Only the lines containing the string "description" are needed; copy all of them from the listing.

Dataset entries:
════
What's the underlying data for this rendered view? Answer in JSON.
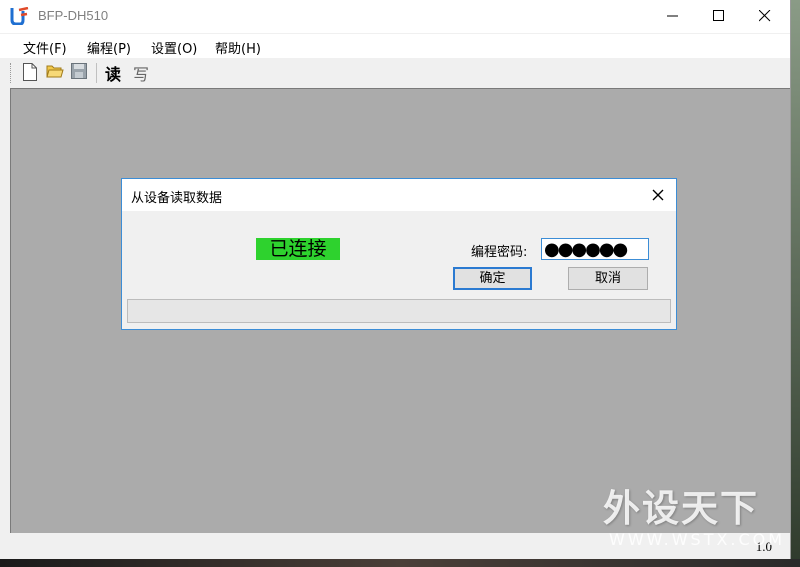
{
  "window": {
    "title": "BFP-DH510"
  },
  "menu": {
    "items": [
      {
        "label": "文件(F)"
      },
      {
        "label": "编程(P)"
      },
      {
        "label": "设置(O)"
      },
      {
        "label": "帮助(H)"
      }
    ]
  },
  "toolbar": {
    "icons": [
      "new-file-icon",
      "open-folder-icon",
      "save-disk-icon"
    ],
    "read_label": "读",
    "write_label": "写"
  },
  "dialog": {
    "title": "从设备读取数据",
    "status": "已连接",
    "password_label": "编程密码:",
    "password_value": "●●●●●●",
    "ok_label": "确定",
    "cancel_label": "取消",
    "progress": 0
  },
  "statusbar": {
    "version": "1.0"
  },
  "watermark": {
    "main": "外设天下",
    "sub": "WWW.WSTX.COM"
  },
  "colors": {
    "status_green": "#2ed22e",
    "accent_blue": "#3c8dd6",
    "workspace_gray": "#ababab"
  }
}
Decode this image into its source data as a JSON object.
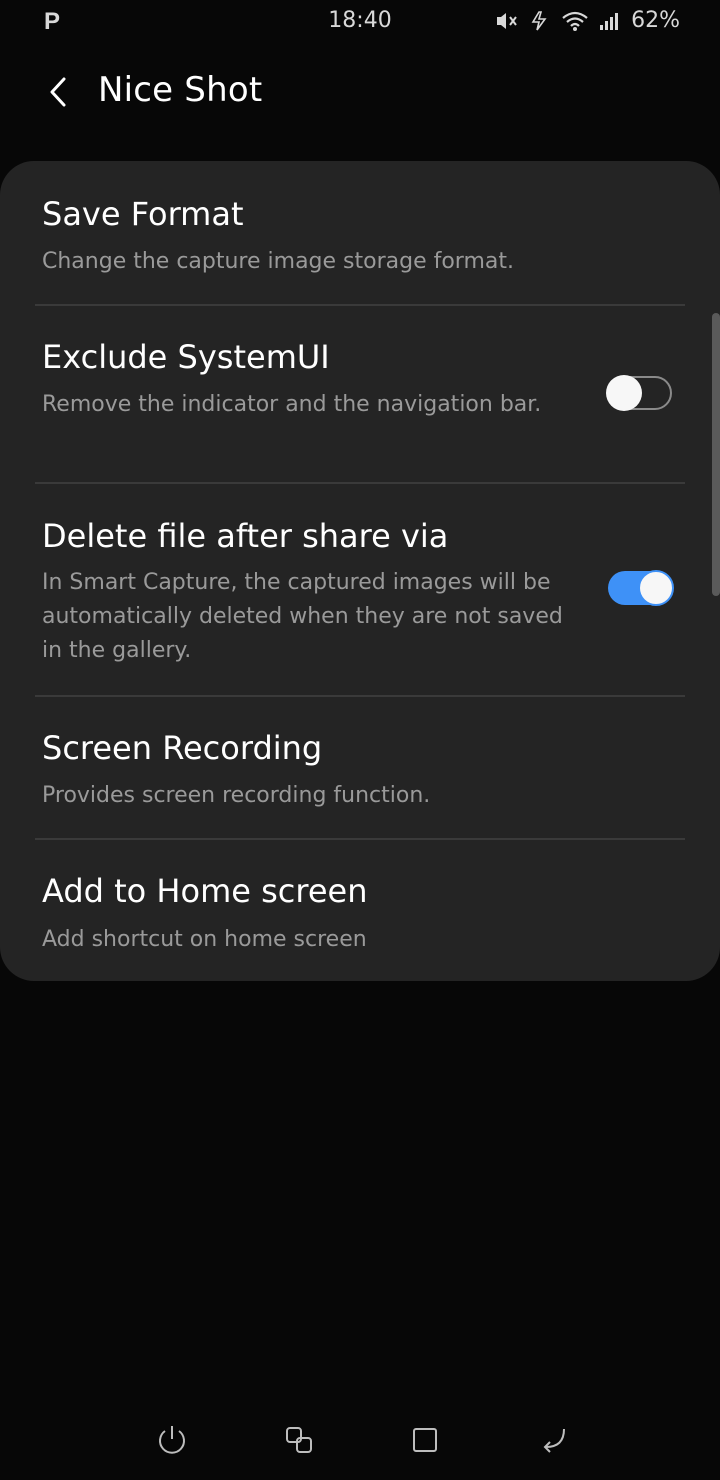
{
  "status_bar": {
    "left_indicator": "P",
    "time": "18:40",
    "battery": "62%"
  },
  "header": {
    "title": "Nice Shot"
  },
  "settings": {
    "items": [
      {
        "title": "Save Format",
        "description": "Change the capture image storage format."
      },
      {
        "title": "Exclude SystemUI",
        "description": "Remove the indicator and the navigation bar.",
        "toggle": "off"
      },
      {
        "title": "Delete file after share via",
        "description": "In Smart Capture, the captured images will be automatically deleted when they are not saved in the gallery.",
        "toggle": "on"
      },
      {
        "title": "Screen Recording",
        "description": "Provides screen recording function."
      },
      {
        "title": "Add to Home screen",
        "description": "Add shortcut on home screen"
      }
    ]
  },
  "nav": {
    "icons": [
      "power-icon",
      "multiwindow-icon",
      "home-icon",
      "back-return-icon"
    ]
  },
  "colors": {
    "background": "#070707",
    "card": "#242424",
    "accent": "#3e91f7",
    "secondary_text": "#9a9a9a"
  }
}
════
Result of this task:
        "description": "Change the capture image storage format."
        "description": "Remove the indicator and the navigation bar.",
        "description": "In Smart Capture, the captured images will be automatically deleted when they are not saved in the gallery.",
        "description": "Provides screen recording function."
        "description": "Add shortcut on home screen"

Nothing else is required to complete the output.